National champion BMX racer holds clinic to help area kids become better riders


Balance and coordination are building blocks for learning how to ride a bike. In Dominique Daniels’ case, she used those blocks to build a life.

Daniels attended the Olympic BMX trials in Birmingham, Ala., this year. It was her first chance at making the Olympic team.

“I finally opened up in Birmingham,” Daniels said. “But unfortunately I came unclipped during my time trial, so I wasn’t able to make it to the Olympics.”

Daniels was denied the chance back in 2008 for the Beijing Olympics. That year marked the first year BMX was an official Olympic sport, and Daniels, age 15 at the time, was too young to compete.

Daniels was in town Thursday to put on a BMX clinic at Constitution Park in Dilworth. Daniels said she enjoys spending her free time with the kids and helping them become better riders.
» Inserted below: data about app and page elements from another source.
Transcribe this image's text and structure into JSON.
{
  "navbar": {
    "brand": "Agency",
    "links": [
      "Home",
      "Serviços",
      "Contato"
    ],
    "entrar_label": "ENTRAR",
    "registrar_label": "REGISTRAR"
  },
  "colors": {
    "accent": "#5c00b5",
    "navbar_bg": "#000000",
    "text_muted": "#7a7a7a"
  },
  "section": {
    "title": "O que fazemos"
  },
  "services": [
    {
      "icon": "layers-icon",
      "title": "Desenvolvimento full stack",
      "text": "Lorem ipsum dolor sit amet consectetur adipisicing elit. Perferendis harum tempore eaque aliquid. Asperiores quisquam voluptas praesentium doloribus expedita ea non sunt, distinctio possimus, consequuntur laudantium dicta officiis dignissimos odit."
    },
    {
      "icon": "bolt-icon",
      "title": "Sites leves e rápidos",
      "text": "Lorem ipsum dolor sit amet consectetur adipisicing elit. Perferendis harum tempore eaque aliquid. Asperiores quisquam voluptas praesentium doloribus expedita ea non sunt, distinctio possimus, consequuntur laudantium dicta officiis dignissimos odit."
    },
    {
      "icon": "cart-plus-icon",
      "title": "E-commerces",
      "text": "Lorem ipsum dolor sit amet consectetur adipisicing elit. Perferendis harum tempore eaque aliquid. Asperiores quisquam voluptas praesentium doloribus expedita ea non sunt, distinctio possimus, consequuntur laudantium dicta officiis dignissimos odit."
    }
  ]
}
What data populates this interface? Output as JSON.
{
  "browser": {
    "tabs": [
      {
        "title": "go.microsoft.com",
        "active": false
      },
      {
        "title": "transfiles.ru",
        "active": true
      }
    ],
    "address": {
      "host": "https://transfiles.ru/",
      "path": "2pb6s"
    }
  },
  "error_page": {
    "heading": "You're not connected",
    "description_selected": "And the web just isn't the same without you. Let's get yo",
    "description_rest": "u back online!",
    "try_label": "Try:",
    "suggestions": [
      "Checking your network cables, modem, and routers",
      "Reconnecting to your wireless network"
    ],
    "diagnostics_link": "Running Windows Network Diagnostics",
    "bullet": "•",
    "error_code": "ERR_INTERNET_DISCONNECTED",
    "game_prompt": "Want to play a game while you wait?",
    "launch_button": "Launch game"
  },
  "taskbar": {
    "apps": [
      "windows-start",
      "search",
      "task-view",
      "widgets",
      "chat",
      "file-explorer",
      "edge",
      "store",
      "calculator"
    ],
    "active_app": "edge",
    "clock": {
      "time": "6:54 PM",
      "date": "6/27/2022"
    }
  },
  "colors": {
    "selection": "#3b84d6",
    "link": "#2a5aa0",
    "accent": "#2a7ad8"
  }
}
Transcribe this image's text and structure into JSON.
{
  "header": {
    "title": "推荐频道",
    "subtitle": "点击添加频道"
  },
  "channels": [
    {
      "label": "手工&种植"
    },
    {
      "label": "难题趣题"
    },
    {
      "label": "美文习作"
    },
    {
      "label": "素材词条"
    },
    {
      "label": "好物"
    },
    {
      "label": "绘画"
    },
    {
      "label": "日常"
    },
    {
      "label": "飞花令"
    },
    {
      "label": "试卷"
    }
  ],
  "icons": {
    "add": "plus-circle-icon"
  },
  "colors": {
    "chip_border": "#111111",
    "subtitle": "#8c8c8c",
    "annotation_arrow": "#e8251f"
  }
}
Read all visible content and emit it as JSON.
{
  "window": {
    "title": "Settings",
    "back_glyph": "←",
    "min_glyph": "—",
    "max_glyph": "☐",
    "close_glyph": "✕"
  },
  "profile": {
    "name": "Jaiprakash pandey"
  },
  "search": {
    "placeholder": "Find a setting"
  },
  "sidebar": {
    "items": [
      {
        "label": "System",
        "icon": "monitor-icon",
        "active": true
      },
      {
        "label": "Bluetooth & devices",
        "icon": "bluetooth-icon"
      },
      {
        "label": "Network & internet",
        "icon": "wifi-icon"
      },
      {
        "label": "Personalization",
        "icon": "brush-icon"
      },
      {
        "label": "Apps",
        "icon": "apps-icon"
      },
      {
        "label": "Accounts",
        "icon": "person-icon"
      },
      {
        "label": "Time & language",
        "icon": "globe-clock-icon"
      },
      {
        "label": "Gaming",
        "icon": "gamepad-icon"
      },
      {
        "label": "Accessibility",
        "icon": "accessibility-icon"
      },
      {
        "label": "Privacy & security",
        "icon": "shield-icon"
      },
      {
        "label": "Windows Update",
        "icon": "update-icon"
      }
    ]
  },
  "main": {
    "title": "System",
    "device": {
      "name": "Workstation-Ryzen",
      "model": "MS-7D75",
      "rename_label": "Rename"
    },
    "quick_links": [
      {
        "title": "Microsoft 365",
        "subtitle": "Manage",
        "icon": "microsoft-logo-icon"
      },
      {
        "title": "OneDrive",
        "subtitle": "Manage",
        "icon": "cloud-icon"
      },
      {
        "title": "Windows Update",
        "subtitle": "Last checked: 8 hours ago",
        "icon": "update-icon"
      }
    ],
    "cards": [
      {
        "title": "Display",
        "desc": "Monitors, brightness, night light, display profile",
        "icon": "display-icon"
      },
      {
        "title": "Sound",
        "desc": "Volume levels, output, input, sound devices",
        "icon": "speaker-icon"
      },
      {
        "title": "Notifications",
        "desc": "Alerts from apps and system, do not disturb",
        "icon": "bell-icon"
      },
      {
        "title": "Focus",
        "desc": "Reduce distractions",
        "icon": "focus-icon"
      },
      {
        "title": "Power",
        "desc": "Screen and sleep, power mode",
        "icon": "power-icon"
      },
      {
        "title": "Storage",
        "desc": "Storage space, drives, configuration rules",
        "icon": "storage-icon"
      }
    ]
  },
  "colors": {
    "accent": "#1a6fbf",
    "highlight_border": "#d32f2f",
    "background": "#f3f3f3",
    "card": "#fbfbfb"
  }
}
“I started putting on clinics back in 2009. This is my third year,” Daniels said. “It’s my way of helping kids who don’t have pros at their home tracks to look up to, to advise them like I did. It wasn’t easy.”

Daniels started riding BMX bikes after receiving a motorcycle for Christmas at the age of 12. Having a track very close to her home in Gilbert, Ariz., she thought it would be the perfect place to try out her new wheels.
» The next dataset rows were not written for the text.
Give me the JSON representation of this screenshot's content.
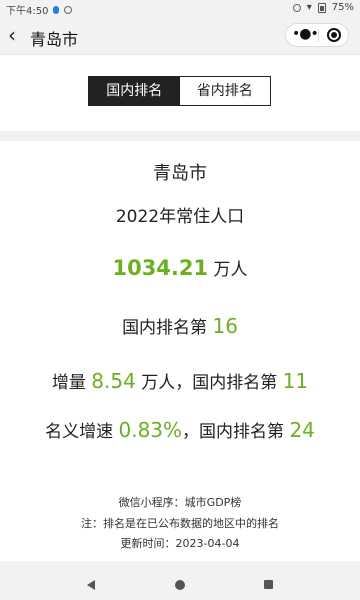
{
  "status_bar": {
    "time": "下午4:50",
    "battery": "75%"
  },
  "header": {
    "title": "青岛市"
  },
  "tabs": [
    {
      "label": "国内排名",
      "active": true
    },
    {
      "label": "省内排名",
      "active": false
    }
  ],
  "card": {
    "city": "青岛市",
    "metric": "2022年常住人口",
    "population_value": "1034.21",
    "population_unit": "万人",
    "rank_prefix": "国内排名第",
    "rank_value": "16",
    "increase_prefix": "增量",
    "increase_value": "8.54",
    "increase_mid": "万人，国内排名第",
    "increase_rank": "11",
    "growth_prefix": "名义增速",
    "growth_value": "0.83%",
    "growth_mid": "，国内排名第",
    "growth_rank": "24"
  },
  "footer": {
    "source": "微信小程序：城市GDP榜",
    "note": "注：排名是在已公布数据的地区中的排名",
    "updated": "更新时间：2023-04-04"
  },
  "colors": {
    "accent_green": "#6ab022",
    "tab_active_bg": "#222222",
    "page_bg": "#f2f2f2"
  },
  "icons": [
    "back-icon",
    "more-icon",
    "close-circle-icon",
    "nav-back-icon",
    "nav-home-icon",
    "nav-recent-icon"
  ]
}
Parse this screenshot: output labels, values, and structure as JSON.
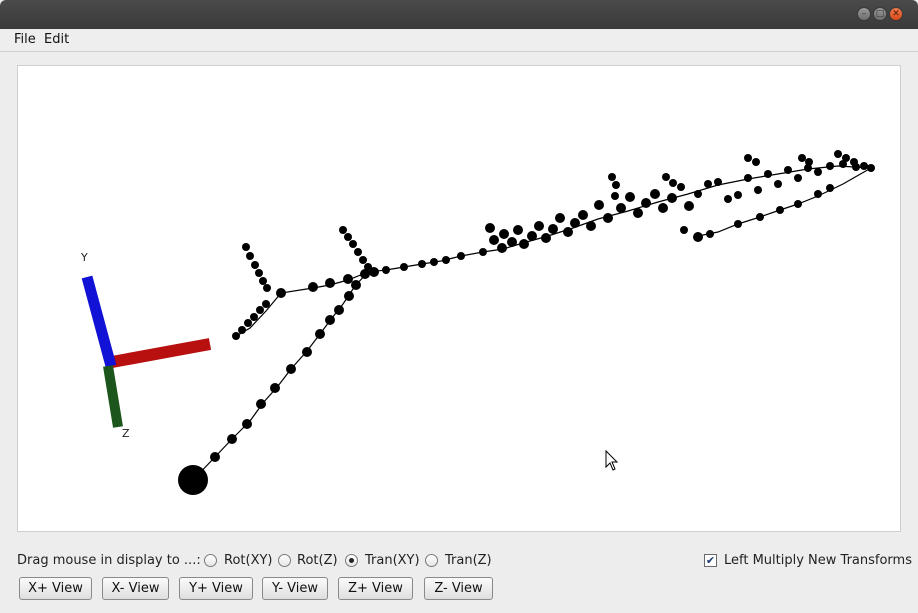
{
  "menu": {
    "file": "File",
    "edit": "Edit"
  },
  "window_controls": {
    "minimize": "minimize-icon",
    "maximize": "maximize-icon",
    "close": "close-icon"
  },
  "axes": {
    "y_label": "Y",
    "z_label": "Z",
    "x_color": "#c81010",
    "y_color": "#1010d8",
    "z_color": "#1e5a1e"
  },
  "controls": {
    "drag_label": "Drag mouse in display to ...:",
    "modes": [
      {
        "label": "Rot(XY)",
        "selected": false
      },
      {
        "label": "Rot(Z)",
        "selected": false
      },
      {
        "label": "Tran(XY)",
        "selected": true
      },
      {
        "label": "Tran(Z)",
        "selected": false
      }
    ],
    "left_multiply": {
      "label": "Left Multiply New Transforms",
      "checked": true
    }
  },
  "buttons": [
    {
      "label": "X+ View"
    },
    {
      "label": "X- View"
    },
    {
      "label": "Y+ View"
    },
    {
      "label": "Y- View"
    },
    {
      "label": "Z+ View"
    },
    {
      "label": "Z- View"
    }
  ]
}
When she got to the track, she was in for a surprise.

“There was a track near our house,” said Daniels. “We thought it was motocross track, but it turned out to be a BMX track, so that’s how’s I started to ride.”

Daniels traded in her motorcycle for a BMX bike. Shortly thereafter, she was back at the track in no time.
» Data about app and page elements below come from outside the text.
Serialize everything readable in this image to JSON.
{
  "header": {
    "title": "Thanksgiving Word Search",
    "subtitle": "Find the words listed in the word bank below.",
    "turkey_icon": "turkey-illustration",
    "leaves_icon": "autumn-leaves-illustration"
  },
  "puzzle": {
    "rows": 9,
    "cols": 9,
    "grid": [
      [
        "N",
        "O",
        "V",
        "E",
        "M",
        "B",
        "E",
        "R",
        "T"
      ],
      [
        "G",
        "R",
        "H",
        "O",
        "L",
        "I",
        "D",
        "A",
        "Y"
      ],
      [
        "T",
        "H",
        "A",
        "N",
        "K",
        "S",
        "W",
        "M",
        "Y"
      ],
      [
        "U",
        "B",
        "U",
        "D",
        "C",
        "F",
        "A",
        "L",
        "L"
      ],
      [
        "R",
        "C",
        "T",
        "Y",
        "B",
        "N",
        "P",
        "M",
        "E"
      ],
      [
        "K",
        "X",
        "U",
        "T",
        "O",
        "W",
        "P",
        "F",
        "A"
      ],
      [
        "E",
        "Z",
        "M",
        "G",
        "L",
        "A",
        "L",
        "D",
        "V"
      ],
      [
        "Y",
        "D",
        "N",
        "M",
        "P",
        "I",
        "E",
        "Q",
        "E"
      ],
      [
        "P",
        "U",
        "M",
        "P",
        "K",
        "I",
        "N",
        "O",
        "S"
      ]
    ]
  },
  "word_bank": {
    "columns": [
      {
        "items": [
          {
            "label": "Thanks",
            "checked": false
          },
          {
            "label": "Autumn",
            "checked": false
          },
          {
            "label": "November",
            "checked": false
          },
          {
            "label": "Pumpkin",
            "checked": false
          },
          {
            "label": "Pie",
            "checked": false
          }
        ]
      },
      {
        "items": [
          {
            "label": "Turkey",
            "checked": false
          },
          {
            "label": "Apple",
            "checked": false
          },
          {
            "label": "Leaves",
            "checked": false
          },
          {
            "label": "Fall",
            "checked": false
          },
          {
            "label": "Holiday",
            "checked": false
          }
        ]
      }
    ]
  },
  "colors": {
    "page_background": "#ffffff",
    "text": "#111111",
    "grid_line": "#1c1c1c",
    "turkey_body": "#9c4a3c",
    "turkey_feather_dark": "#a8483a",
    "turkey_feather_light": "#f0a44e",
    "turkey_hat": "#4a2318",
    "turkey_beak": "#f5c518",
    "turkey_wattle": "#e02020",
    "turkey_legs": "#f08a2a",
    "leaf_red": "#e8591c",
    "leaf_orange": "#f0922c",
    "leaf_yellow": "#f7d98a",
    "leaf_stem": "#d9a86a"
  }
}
With a majority of time and effort spent riding, Daniels still managed to play basketball, wrestle and run track for Mesquite High School in Arizona.

“My primary, secondary sport was track and field,” Daniels sad. “I’ve always been a hyperactive kid, so a lot of my outputs were athletics. But my passion has always been speed.”

Running may have been her favorite sport on the side, but it wasn’t enough to keep her from riding. Daniels turned down a track scholarship from Arizona State University to pursue her BMX career at nearby Grand Canyon State.

“It was great cross-training (between track and BMX),” Daniels said, “but BMX just became a good combination of speed and athleticism for me.”

That decision paid off as Daniels won the 2007 BMX national championship in Waterford, Mich., one year before she turned pro in 2008. She has also appeared on the cover of “ESPN Rise”, which is a magazine geared toward high school and college students.

Daniels expects to try out for the next Summer Olympics in 2016, but Fargo Davies freshman Shawna Pantzke hopes to give her a run for her money.

“She’s my protégé. Me and Shawna go way back,” Daniels said. “We’ve been training together for three years now.”

Pantzke’s mother had worked with Daniels’ uncle before either of the girls had started racing. It wasn’t until the 2008 Disney Championship that the two officially met.

“I like the traveling and the people I meet,” Pantzke said. “I met (Daniels) at one of the nationals and she became my hero. She was my favorite pro.”

Pantzke started riding at the age of 10 and is currently ranked fifth in the USA BMX association National Age Group standings with 1,254 points and ranked No. 53 in the national overall.

Forum reporter Glenn Pursley can be reached at (701) 241-5558.